I called it MagicCache at first, thinking I’d come up with something new and cool! But, as usual, I’d actually just forgotten the name.

Memoization is a useful but intrusive technique. It’s the kind of thing that I want to be able to wield around my code and put it where I need it, almost as a configuration-time parameter. So I’m not quite satisfied with just writing the code myself each time I need it. This is a perfect case for AOP.

The approach I took was not to use an existing AOP framework, since I think that would freak my coworkers out a little, but rather to do my own simple system. It uses the fantastic DynamicProxy (as do all C# AOP systems I know of) to inject code, and I use a custom attribute to mark the invocations I care about. The result is quite pleasant to work with:

virtual int Sum(int a, int b)
    return a+b;

Or, in more complicated cases:

virtual object BuildObject(string paramA, int paramB)

I like this particular method because the caching policy is nicely separated from the actual logic, but has enough proximity to see what’s going on. And I don’t have to write the caching code again and again, which means I’m free to enhance the general caching algorithm.

Of course it’s not quite as easy as all that. Memoized methods must be virtual, for DynamicProxy to be able to intercept the invocation, and the object in question must be wrapped in a proxy object. In my case I wrapped it all up in a single method call, Memoizer.CreateProxy(obj). For objects that are already built in a factory this is not problem at all, but sometimes it’s kind of inconvenient.

I’ve also added the ability to treat returned strings as paths to files which are deleted when they are removed from the cache, though I haven’t thought through it well enough to be generally useful.

Technorati Tags: , ,


3 thoughts on “Easy C# Memoization

  1. Hi Russel,

    I’m curious about your implementation.

    I’m trying to make a Memoization Aspect using PostSharp Laos and I have some concerns that you might have encountered while designing your DynamicProxy approach.

    Here are my concerns :

    – Do I allow only value type arguments.

    If reference type are accepted there are some nasty things to consider. The best solution might be to clone the object, but requiring ICloneable is a boring limitation.

    – Can a memoized method rely on instance fields to process its result.

    If instance field can be used in the memoized method, the instance would need to be cloned and added in the Memoization cache, which again require ICloneable on the instance.

    Any comments on how you approached these concerns would be welcome.


    Jeff C.

  2. Jeff:

    It’s probably prudent to do only value types. My implementation just used a combined hash of the parameters. Which I just realized, thinking through your question, is prone to collisions. I’ll have to re-examine that code.
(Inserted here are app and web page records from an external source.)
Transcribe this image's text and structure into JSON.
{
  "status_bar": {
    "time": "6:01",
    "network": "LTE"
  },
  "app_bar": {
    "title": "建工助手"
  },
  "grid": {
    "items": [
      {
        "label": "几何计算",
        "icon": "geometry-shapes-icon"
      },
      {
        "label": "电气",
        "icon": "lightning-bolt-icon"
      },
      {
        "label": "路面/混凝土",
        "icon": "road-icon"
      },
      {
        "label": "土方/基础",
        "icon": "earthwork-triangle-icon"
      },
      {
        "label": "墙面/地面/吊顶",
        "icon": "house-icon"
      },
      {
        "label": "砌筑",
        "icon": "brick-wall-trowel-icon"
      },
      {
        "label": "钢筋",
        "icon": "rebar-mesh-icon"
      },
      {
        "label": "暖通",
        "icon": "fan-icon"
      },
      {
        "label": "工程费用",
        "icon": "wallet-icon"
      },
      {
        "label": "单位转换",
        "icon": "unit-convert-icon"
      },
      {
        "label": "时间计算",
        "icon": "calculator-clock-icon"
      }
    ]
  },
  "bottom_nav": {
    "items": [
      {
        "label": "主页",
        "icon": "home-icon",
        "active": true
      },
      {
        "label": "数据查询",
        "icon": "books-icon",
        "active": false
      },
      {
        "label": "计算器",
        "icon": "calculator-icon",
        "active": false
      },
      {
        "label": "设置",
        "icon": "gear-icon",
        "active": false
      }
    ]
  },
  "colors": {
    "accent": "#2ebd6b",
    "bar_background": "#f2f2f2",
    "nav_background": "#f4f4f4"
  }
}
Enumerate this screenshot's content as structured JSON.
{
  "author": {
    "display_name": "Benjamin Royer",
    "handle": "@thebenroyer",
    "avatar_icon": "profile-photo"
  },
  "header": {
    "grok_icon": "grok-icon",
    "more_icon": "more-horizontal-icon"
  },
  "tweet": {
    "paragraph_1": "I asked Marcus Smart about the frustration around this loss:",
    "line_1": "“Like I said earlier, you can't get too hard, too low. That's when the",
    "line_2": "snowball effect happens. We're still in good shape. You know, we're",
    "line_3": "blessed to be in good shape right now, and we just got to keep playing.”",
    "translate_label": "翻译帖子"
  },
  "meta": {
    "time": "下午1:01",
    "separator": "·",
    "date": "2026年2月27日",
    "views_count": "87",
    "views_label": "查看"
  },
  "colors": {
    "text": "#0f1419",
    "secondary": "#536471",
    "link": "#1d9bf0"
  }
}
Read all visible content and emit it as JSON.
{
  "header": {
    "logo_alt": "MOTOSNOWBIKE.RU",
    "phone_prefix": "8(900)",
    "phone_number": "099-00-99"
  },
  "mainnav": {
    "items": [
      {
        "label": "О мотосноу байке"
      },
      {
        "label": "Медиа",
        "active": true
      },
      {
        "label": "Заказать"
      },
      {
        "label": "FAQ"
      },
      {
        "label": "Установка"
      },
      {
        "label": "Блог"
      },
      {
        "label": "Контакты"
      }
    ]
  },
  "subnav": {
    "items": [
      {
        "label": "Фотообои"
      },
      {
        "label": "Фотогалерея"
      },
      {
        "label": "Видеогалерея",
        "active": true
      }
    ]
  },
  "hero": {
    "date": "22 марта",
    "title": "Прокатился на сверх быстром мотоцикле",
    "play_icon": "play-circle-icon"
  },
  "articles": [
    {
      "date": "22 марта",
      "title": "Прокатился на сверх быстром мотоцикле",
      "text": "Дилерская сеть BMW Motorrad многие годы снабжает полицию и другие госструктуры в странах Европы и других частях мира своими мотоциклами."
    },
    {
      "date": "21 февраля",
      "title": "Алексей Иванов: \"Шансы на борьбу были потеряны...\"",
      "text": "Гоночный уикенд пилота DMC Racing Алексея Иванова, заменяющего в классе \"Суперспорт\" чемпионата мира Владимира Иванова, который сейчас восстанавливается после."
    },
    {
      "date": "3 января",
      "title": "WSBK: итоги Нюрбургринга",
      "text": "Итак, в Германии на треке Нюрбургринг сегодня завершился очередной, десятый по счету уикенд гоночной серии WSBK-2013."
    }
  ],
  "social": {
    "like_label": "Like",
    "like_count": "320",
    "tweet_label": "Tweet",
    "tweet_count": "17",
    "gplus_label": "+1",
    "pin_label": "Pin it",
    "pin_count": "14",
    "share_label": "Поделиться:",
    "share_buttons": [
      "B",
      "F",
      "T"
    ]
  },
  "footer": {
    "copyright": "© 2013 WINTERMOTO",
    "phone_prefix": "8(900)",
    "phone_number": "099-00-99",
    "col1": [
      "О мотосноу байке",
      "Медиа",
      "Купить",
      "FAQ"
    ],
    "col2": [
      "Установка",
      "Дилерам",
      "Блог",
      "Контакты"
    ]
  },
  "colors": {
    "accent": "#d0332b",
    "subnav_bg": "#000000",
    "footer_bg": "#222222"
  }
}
    w.r.t. instance fields: I ignored them. They can be counted as inputs to the method, but that gets complicated fast. My version supports only plain functions with no side effects, where the only inputs are given as formal parameters.

Leave a Reply

Please log in using one of these methods to post your comment:

WordPress.com Logo

You are commenting using your WordPress.com account. Log Out /  Change )

Google+ photo

You are commenting using your Google+ account. Log Out /  Change )

Twitter picture

You are commenting using your Twitter account. Log Out /  Change )

Facebook photo

You are commenting using your Facebook account. Log Out /  Change )

Connecting to %s